### What the exercise asks
Whenever a line in the data contains "username", show that line.

Entries shown START

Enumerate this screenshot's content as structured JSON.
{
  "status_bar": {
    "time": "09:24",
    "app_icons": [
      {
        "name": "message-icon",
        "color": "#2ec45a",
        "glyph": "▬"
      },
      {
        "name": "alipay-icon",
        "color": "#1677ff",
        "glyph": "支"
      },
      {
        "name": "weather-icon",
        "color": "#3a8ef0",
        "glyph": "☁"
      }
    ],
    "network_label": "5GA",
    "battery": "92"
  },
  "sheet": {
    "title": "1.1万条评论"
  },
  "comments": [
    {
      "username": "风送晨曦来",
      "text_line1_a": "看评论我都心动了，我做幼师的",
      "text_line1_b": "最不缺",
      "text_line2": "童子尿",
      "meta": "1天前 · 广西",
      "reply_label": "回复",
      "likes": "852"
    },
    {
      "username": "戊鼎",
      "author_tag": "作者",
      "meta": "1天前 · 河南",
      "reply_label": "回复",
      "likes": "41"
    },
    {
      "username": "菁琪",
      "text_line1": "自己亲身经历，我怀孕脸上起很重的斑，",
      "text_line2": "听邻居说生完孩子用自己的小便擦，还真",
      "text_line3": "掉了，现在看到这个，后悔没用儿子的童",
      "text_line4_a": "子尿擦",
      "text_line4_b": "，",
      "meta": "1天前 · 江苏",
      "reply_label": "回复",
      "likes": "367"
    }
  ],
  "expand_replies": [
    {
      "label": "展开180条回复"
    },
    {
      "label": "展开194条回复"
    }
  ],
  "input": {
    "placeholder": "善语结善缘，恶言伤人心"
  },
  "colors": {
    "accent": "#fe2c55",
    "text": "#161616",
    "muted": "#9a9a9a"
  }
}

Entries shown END

### Response
      "username": "风送晨曦来",
      "username": "戊鼎",
      "username": "菁琪",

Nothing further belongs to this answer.